Occupational Safety and Health AdministrationWorking hoursLink redirects to another website
Collective agreements lay down the terms and conditions of employment that must be observed in a particular sector. They cover salary or wages, working hours and holidays. The agreement was concluded by the employers’ and employees’ unions. Collective agreements are often abbreviated as TES. When the employer is a municipality or state, the collective agreement on civil servants’ salaries (VES) or the general municipal collective agreement (KVTES) is observed.
Almost all sectors have their own collective agreements. For example, the trade, construction and tourism sectors have their own collective agreements. Familiarise yourself with the agreement in your own sector. You can find it at your workplace, trade union or online.
The collective agreement lays down the minimum conditions to be met in the sector. The contract of employment cannot offer terms lesser than these minimums. For example, the pay cannot be lower than what has been agreed upon in the collective agreement. However, an employer and employee can agree on better conditions than those stipulated in the collective agreement.
The collective agreement is binding on employers’ and employees’ unions and their members. A collective agreement can also be generally applicable. A generally applicable agreement must be respected by all employers even if they are not members of any employers’ association.
You can also read the InfoFinland page Trade unions.
Contract of employment
Make a written contract of employment with the employer when you start a new job. The employment contract records the tasks, salary or wages and other terms and conditions as well as the benefits of the employment relationship, such as lunch or mobile phone benefits.
The employment contract can also be verbal. However, you should always make a written employment contract. This allows the employee and employer to check what they agreed on in cases of conflict at work.

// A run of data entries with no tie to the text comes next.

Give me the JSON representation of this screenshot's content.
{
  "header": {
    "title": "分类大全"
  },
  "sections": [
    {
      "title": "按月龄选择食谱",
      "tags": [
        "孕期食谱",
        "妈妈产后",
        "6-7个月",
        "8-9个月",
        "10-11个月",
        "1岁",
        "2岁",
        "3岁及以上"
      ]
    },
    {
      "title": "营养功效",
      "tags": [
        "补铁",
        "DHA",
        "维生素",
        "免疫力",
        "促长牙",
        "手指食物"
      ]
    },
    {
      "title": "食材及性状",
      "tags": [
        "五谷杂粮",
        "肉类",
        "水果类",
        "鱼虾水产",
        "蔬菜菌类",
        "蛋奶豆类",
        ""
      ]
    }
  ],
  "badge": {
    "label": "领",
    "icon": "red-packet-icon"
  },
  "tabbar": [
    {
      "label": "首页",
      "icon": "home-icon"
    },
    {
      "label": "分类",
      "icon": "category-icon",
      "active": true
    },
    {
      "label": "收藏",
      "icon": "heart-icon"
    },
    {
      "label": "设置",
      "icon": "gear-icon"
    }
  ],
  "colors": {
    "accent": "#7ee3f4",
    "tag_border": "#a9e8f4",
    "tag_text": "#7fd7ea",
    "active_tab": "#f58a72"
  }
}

Read the employment contract carefully before signing it. Ask your employer if you do not understand a point. When you sign the employment contract, you accept its terms. Read more about making a contract of employment on the InfoFinland page Contents of a contract of employment.
Occupational Safety and Health AdministrationMaking a contract of employmentLink redirects to another website
Written explanation of the terms and conditions of work
If you have not made a written employment contract, the employer must give you a written explanation of the terms and conditions of work. The explanation does not need to be given if the employee’s working hours are on average no more than three hours per week during a period of four consecutive weeks.
The explanation must include.
- the employer’s and employee’s place of residence or place of business
- the work commencement time
- the duration of a fixed-term employment and the reason for its fixed-term nature
- probationary period
- place of work
- employee’s tasks
- the collective agreement applicable to the work
- salary basis and pay period
- regular working hours
- the way annual holiday is determined
- period of notice
- the insurance institution with which the employee is insured for pension cover, occupational accidents and disease.
If you do not receive an explanation, first ask your employer for it. You can also ask the occupational safety and health authorities for help. The employer may receive fines if they fail to provide the employee with an explanation.
If an employer in another country has sent you to Finland to work, you are a so-called seconded employee. The terms and conditions and agreements governing employment and pay in Finland also apply to seconded employees. In other words, the Finnish working hours and wage regulations must be observed even if they are different from those in your country of origin. You can check from the Occupational Safety and Health Administration’s online service or the guide below what kind of working conditions and terms and conditions of employment must be observed in Finland.